Preqin conducted extensive interviews with over 100 institutional investors in private real estate during June and July 2012. In order to give an indication of the fundraising outlook for the coming year, investors interviewed were asked whether they planned to commit to private real estate funds in the next 12 months. Results show that investor appetite for these funds has increased – 48% of investors interviewed in August 2012 are likely to commit to funds in the next 12 months, compared to only 36% of investors asked the same question in January 2012.
Thirty-six percent of investors surveyed are unlikely to commit to private real estate funds in the next 12 months, while a further 17% remained undecided. Given that over half of investors surveyed in January 2012 stated that they were unlikely to consider a commitment to private real estate, current trends suggest that increasing investor appetite could lead to increasing momentum in the private real estate fundraising market.
Investor intentions towards future commitment levels to private real estate funds vary by geographic location and assets under management. Larger investors are more likely to commit in the next 12 months, with 70% of investors with $10bn or more likely to invest. Only 26% of investors with assets under management of less than $1bn are looking to commit in the same time period. Smaller institutions make investments less frequently and may be more likely to halt investments in uncertain market conditions.

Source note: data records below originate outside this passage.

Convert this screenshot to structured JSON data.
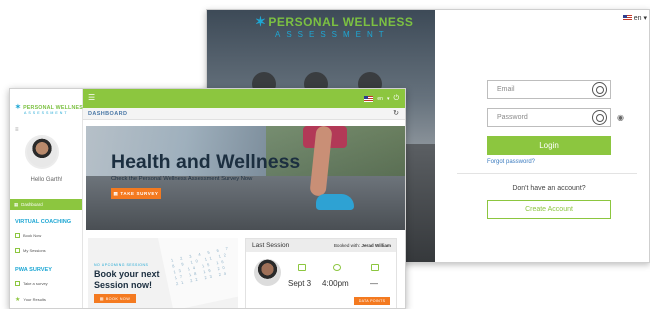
{
  "login_window": {
    "brand_line1": "PERSONAL WELLNESS",
    "brand_line2": "ASSESSMENT",
    "language": "en",
    "email_placeholder": "Email",
    "password_placeholder": "Password",
    "login_label": "Login",
    "forgot_label": "Forgot password?",
    "no_account_text": "Don't have an account?",
    "create_account_label": "Create Account",
    "colors": {
      "accent": "#8cc63f",
      "brand_blue": "#1ea7d4",
      "link": "#3b7bbf"
    }
  },
  "dashboard_window": {
    "brand_line1": "PERSONAL WELLNESS",
    "brand_line2": "ASSESSMENT",
    "greeting": "Hello Garth!",
    "sidebar": {
      "active_item": "Dashboard",
      "sections": [
        {
          "title": "VIRTUAL COACHING",
          "items": [
            "Book Now",
            "My Sessions"
          ]
        },
        {
          "title": "PWA SURVEY",
          "items": [
            "Take a survey",
            "Your Results"
          ]
        }
      ]
    },
    "topbar": {
      "language": "en"
    },
    "breadcrumb": "DASHBOARD",
    "banner": {
      "title": "Health and Wellness",
      "subtitle": "Check the Personal Wellness Assessment Survey Now",
      "button_label": "TAKE SURVEY"
    },
    "upcoming": {
      "label": "NO UPCOMING SESSIONS",
      "title": "Book your next Session now!",
      "button_label": "BOOK NOW"
    },
    "last_session": {
      "title": "Last Session",
      "booked_with_prefix": "Booked with:",
      "coach_name": "Jerad William",
      "date": "Sept 3",
      "time": "4:00pm",
      "extra": "—",
      "button_label": "DATA POINTS"
    },
    "colors": {
      "accent": "#8cc63f",
      "cta": "#f47a20",
      "brand_blue": "#1ea7d4"
    }
  }
}
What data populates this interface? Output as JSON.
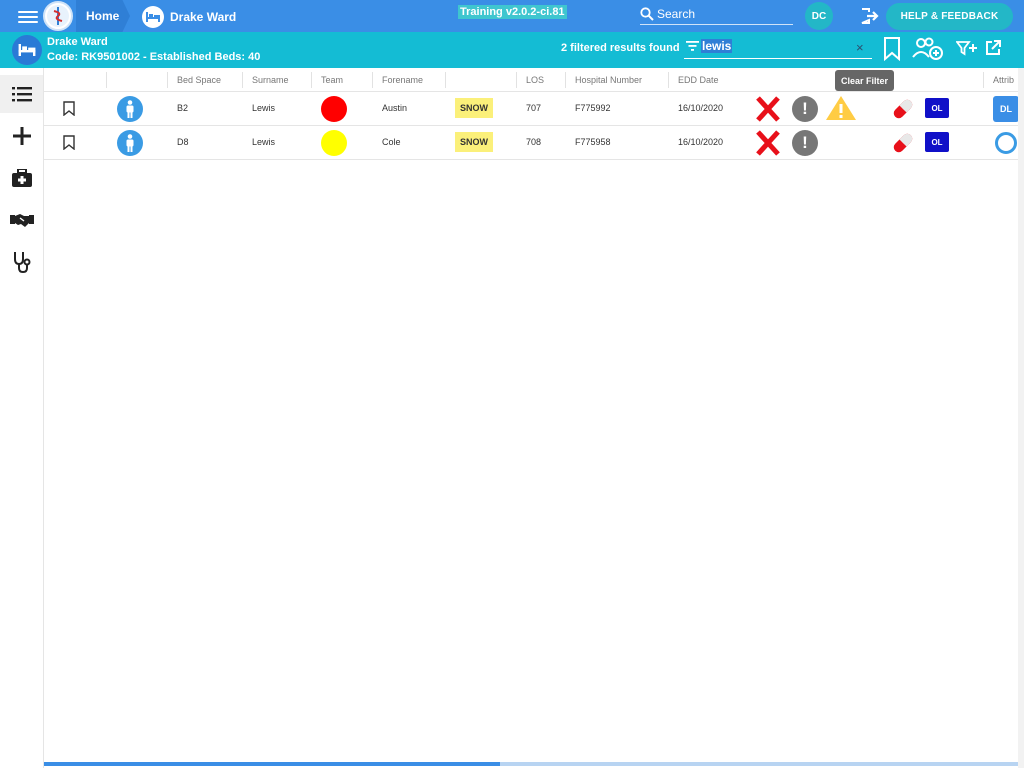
{
  "topbar": {
    "home_label": "Home",
    "ward_label": "Drake Ward",
    "version": "Training v2.0.2-ci.81",
    "search_label": "Search",
    "user_initials": "DC",
    "help_label": "HELP & FEEDBACK"
  },
  "wardbar": {
    "name": "Drake Ward",
    "code_line": "Code: RK9501002 - Established Beds: 40",
    "filtered_text": "2 filtered results found",
    "filter_value": "lewis",
    "clear_symbol": "×"
  },
  "tooltip": "Clear Filter",
  "sidenav": {
    "items": [
      "list-icon",
      "plus-icon",
      "medical-bag-icon",
      "handshake-icon",
      "stethoscope-icon"
    ]
  },
  "table": {
    "columns": [
      "Bed Space",
      "Surname",
      "Team",
      "Forename",
      "LOS",
      "Hospital Number",
      "EDD Date",
      "Attrib"
    ],
    "rows": [
      {
        "bed": "B2",
        "surname": "Lewis",
        "team_color": "#ff0000",
        "forename": "Austin",
        "consultant": "SNOW",
        "los": "707",
        "hospital_number": "F775992",
        "edd": "16/10/2020",
        "ol": "OL",
        "attr": "DL",
        "has_warning": true
      },
      {
        "bed": "D8",
        "surname": "Lewis",
        "team_color": "#ffff00",
        "forename": "Cole",
        "consultant": "SNOW",
        "los": "708",
        "hospital_number": "F775958",
        "edd": "16/10/2020",
        "ol": "OL",
        "attr": "",
        "has_warning": false
      }
    ]
  },
  "colors": {
    "primary": "#3a8ee6",
    "teal": "#14bcd4",
    "red_team": "#ff0000",
    "yellow_team": "#ffff00",
    "ol_badge": "#1010c8"
  }
}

Asia and Rest of World-based investors appear to have a greater appetite for new investments than North American and European counterparts, with 72% of Asia and Rest of World-based investors are likely to commit to private real estate funds in the next 12 months. Forty-seven percent of North American investors are likely to commit to funds in the next 12 months, and only 32% of investors from Europe likely to consider fund commitments in this period. European investor appetite is possibly being affected by a number of factors, such as the European sovereign debt crisis and increased regulation.